The Worst Michelin-Starred Meal Ever

posted by Tim Carmody   Dec 08, 2021

Four people laughing and befuddled at a terrible meal

Geraldine DeRuiter, aka The Everywhereist, documents a high-concept fine-dining meal that, for reasons yet unexplained, went all kinds of wrong.

It’s as though someone had read about food and restaurants, but had never experienced either, and this was their attempt to recreate it.

What followed was a 27-course meal (note that “course” and “meal” and “27” are being used liberally here) which spanned 4.5 hours and made me feel like I was a character in a Dickensian novel. Because — I cannot impart this enough — there was nothing even close to an actual meal served. Some “courses” were slivers of edible paper. Some were shot glasses of vinegar. Everything tasted like fish, even the non-fish courses. And nearly everything, including these noodles, which was by far the most substantial dish we had, was served cold.

Even forearmed with this overall description, some of the individual moments in the meal play like (bad) theatrical surprises:

“These are made with rancid ricotta,” the server said, a tiny fried cheese ball in front of each of us.

“I’m… I’m sorry, did you say rancid? You mean… fermented? Aged?”

“No. Rancid.”

“Okay,” I said in Italian. “But I think that something might be lost in translation. Because it can’t be—”

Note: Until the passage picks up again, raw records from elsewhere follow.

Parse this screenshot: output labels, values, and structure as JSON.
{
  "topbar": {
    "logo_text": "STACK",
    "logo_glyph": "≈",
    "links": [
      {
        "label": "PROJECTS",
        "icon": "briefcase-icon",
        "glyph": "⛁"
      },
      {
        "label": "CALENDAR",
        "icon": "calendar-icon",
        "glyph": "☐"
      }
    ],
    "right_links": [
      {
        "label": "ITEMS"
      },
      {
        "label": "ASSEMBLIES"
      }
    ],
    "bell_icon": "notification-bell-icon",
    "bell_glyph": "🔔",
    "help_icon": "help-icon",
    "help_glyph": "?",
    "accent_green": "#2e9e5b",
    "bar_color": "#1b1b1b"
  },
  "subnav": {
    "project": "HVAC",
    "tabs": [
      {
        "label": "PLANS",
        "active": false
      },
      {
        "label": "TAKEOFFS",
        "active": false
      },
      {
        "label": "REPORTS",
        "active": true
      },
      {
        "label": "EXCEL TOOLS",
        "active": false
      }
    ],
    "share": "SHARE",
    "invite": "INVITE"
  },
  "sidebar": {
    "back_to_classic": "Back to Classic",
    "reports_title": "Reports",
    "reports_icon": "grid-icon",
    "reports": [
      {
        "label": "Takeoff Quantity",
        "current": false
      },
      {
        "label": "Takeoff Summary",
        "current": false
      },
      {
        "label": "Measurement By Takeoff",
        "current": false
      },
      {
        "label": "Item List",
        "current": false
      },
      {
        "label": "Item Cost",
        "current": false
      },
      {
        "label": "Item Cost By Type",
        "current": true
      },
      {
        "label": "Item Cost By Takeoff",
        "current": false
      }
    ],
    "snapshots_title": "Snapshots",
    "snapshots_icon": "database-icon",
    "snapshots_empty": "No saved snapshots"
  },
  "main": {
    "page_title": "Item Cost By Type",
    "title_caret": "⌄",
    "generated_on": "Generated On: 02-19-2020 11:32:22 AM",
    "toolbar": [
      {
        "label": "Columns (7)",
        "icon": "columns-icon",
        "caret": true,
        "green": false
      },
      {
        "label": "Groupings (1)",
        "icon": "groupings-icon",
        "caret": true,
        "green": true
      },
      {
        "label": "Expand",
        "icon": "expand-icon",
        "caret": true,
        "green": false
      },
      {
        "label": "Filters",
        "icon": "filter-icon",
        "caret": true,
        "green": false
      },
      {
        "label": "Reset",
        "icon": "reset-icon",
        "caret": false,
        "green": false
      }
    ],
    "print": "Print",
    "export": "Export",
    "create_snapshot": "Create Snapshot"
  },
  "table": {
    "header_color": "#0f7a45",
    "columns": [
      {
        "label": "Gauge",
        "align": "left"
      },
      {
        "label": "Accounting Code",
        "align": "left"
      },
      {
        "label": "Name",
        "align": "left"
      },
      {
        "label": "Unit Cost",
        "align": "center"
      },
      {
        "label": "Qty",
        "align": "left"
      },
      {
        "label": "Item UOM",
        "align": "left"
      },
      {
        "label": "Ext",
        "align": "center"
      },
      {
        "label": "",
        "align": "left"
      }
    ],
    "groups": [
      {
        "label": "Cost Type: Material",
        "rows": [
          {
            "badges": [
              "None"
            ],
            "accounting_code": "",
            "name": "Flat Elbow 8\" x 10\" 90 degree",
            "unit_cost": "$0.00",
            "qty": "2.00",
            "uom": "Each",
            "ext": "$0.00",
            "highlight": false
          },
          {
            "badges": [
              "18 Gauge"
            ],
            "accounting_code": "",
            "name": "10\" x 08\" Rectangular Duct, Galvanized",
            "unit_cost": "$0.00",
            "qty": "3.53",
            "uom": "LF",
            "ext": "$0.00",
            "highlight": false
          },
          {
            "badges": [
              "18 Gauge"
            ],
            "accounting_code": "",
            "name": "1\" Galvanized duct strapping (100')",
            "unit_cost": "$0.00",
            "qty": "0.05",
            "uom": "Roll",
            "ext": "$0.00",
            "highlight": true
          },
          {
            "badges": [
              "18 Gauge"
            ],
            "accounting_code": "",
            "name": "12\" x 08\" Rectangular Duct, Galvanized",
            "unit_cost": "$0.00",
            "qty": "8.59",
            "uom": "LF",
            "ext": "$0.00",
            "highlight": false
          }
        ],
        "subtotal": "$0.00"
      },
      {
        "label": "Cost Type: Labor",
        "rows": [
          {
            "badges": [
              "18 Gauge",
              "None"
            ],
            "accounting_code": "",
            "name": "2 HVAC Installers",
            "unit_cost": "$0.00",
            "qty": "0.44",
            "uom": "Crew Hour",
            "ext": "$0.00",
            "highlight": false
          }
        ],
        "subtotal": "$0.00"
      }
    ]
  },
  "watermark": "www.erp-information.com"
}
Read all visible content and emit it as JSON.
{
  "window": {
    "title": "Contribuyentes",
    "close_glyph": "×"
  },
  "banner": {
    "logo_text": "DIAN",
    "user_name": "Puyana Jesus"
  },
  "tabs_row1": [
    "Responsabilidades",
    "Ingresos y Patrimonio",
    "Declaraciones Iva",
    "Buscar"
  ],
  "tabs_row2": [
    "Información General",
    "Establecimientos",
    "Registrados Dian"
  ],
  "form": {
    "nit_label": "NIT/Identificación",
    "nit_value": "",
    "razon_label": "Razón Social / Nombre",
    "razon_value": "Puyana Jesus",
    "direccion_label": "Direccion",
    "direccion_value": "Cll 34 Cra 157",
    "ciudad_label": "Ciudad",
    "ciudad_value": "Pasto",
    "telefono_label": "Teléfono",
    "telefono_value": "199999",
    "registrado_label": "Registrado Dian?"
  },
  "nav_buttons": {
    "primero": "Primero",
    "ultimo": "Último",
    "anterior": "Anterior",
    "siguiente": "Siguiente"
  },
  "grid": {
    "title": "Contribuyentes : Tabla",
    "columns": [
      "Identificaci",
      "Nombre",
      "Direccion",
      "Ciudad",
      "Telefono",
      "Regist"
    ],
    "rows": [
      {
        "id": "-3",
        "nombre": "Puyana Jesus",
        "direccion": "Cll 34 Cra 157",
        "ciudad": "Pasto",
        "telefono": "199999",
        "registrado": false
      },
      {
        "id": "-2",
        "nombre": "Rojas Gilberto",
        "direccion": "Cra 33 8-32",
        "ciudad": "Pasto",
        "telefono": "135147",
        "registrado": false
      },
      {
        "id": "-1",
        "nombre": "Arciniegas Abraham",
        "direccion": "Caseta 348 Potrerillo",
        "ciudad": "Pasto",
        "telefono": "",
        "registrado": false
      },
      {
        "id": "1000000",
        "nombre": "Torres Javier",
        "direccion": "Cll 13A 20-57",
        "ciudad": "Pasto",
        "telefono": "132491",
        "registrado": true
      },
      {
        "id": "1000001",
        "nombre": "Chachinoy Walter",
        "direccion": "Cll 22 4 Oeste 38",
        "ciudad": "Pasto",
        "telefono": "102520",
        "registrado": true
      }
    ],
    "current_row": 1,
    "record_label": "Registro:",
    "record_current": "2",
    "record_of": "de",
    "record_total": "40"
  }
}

Rancido,” he clarified.

Another course — a citrus foam — was served in a plaster cast of the chef’s mouth. Absent utensils, we were told to lick it out of the chef’s mouth in a scene that I’m pretty sure was stolen from an eastern European horror film.

Not just bad. Memorably bad. Award-winningly bad. Which is, as DeRuiter writes, something of an achievement in itself.

Update: You can scroll down to the end of this piece to read a “Declaration by Chef Floriano Pellegrino” that responds to DeRuiter’s review.

Being able to draw a man on a horse does not make you an artist

Update: DeRuiter wrote about her post going viral and the response from Pellegrino.

But a restaurant is not a museum, or an art gallery. If anything, the stakes are even higher, because you aren’t simply creating, you are creating something for someone. Every meal that comes out of the kitchen at Bros. is for a paying customer. It is for someone who has a minimum expectation of what a meal should be. A meal might be innovative, or cutting edge, or require a great deal of technical skill (and indeed, many of the dishes at Bros. were). But if it is insubstantial, or contains something that the customer is allergic to, or it simply doesn’t taste good, then what the hell does it matter if the chef thinks that he’s created art? He’s still failed at being a chef.

But beyond that, it’s a baffling sort of gatekeeping, to tell someone that the reason they didn’t enjoy a meal is that they didn’t understand art. That the reason the meal was awful was because we don’t appreciate the avant garde. It’s a sort of culinary gaslighting.

I have been lucky enough to have eaten at a few restaurants whose food & dining experience could be considered art and the one thing they all had in common was that they were able to ask tough questions of the diner and deliver some of the most surprising & delicious food I have ever tasted.